On the internet is a place called titanium Joes. He stock surplus and small quantity titanium tubing and sheet. Possible you could get some thin walled tubing and line the bearing surface of tube.
There will minimize any fretting type wear with carbon on carbon, and will protect the tube ends while dis-assembled.
Obviously I my be entirely wrong because you have mentioned something about what sounds like a core in part of the structure.
Just something maybe worth considering.
Looks very nice though.
I look forward to your report on how it rides. Build looks great.
I like to use different tires for different rides. Skinny tires are great for street only use, but for touring with off road/trail rides I like the fat tires for comfort and durability. With this build I have the versatility of most any wheel or tire I need. For clearance and alignment checks, I want to use the largest tire I have available.

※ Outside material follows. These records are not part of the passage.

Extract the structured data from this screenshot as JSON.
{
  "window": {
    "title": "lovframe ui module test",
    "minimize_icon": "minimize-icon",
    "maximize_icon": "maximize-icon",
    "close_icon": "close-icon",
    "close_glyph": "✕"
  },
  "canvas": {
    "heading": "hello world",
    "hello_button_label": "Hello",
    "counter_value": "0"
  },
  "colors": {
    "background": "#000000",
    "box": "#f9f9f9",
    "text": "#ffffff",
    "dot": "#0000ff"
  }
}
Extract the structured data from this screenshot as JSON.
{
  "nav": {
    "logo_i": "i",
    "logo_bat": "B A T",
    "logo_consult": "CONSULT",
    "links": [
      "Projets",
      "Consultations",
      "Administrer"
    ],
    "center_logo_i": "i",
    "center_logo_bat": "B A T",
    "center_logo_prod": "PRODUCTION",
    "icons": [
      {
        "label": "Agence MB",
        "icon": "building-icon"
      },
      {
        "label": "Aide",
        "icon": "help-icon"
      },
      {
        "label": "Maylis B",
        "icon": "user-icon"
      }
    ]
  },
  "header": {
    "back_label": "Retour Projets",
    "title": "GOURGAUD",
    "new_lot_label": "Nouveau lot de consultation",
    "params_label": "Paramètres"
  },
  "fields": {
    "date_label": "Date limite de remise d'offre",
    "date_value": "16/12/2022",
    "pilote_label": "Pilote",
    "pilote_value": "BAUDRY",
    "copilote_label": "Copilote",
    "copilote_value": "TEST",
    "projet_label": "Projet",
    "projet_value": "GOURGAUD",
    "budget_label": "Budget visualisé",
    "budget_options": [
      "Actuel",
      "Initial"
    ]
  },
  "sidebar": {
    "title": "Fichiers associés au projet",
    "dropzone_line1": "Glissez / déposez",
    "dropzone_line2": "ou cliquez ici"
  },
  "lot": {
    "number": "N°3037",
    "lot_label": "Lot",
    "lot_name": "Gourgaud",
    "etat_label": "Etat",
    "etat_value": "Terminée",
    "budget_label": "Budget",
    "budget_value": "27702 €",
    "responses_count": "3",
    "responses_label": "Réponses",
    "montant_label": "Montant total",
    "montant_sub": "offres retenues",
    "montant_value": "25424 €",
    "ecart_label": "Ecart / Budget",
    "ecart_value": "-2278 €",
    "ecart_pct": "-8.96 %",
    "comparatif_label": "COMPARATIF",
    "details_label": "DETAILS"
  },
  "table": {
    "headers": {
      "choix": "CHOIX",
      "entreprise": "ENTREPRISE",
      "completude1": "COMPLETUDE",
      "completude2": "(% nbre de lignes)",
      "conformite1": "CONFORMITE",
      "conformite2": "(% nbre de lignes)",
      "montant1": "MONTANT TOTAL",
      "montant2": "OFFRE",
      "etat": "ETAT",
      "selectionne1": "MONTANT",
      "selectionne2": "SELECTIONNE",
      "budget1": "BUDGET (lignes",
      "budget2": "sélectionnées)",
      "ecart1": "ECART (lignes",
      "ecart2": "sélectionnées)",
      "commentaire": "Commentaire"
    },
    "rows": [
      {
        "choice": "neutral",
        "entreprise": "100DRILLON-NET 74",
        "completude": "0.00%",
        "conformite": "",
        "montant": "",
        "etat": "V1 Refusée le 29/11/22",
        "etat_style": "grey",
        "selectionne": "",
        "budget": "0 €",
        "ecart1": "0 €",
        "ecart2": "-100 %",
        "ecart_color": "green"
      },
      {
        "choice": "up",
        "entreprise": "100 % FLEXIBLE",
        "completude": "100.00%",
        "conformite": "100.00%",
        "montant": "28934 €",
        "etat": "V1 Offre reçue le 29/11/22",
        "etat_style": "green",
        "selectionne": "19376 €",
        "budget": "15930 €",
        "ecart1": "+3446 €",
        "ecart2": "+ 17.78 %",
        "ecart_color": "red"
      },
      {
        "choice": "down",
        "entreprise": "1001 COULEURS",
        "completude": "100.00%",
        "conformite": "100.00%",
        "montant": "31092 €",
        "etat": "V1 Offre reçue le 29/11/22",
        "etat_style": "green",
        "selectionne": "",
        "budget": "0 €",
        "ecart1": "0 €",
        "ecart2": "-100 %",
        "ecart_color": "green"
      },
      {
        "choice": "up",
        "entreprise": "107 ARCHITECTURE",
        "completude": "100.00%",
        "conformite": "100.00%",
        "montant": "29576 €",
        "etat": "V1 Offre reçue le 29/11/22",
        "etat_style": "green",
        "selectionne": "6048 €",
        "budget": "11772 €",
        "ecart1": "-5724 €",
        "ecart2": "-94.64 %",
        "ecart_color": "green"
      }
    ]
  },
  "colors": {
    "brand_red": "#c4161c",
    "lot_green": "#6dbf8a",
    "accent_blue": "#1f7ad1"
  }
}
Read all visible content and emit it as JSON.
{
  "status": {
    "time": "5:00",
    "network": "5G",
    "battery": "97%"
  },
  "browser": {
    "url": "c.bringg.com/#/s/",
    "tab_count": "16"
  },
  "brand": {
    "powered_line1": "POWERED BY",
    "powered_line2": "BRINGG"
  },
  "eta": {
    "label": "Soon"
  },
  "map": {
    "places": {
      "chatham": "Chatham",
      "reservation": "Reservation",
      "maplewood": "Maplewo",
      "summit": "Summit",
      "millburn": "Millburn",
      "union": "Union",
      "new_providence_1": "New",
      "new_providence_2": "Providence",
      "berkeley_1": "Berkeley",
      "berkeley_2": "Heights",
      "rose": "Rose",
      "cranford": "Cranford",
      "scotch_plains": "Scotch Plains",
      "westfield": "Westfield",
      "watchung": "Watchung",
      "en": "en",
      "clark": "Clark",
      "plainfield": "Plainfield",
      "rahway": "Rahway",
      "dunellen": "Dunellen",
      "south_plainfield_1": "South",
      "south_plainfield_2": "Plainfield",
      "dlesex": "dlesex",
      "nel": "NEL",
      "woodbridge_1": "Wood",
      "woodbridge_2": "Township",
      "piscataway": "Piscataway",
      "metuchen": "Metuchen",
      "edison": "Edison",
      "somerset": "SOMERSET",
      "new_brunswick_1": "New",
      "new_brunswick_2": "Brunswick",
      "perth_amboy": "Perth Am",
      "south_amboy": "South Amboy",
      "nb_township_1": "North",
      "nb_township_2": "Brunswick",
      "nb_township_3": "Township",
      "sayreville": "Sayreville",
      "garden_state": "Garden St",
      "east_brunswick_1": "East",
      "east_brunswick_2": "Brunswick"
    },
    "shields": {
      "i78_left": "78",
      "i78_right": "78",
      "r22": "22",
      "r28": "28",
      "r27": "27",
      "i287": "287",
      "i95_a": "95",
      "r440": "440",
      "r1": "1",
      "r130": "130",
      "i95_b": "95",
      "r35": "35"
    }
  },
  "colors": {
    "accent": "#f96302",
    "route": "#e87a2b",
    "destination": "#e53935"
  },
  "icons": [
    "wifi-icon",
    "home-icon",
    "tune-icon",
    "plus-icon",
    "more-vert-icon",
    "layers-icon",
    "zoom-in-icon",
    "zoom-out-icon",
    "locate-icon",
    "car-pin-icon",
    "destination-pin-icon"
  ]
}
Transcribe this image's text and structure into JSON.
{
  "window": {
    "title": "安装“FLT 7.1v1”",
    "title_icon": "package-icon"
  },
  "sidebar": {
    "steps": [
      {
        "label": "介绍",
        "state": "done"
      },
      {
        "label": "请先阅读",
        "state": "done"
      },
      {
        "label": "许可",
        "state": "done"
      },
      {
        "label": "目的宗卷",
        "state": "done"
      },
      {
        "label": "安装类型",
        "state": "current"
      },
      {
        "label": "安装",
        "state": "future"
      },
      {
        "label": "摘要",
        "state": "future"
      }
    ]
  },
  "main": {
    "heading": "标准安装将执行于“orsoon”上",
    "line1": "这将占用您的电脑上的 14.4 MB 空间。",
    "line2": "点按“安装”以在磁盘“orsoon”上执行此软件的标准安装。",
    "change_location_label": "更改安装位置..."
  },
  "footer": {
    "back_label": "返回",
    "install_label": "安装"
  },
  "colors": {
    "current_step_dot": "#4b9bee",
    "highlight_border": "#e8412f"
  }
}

I do get my titanium tubes and rods from Joe's also. That is a good thought about the sleeve, but I am too far along in my build to make that drastic of a change to my design. My ferrules are finished, I would have to completely redo them to incorporate the new sleeve. Maybe in a next revision.
I have the Tacx and Finish Line carbon compound along with the anti-seize lubricant for the bolts. Although I am still waiting for the completion of the build to see if I will need them as the tolerance for the tubes are very tight.
My stoker's right pedal is 5mm more lateral than the left with the spacers as instructed. I must be doing something wrong.
Sorry if I cannot PM anyone back, but the last time I tried, this forum said I do not have that privilege yet. Don't want to seem rude.
Build so far with a few more carbon layers on the joints:
I have also started the glue up for the cable stops and water bottle bosses. Here is my home made jig:
Next up are the cable guides. I was going to bend some titanium tubes for the essentric and bottom bracket shells, but I see that Calfee has a much simpler solution. It seems that they run the cables through groves in the bare carbon fibers. Could anyone confirm? This would save me a lot of work. Thanks in advance.
The bike frame weighs 8 lb. so far. Subtract the weight of the three clay plugs at the head tube, eccentric, and rear bottom bracket shells, and add the weight of a few more layers of carbon and the clear coat and I should be pretty close to target weight.
Barring any major set back, I should be finished ahead of schedule by the end of February. I initially thought about the Houston-Austin MS150, which we do every year, as a good maiden ride. But, the SW Tandem Rally sounds like a lot of fun also.
I believe you need 20 posts to send PMs. I like seeing your responses as it gives a good feel for the project.
The tandem looks great.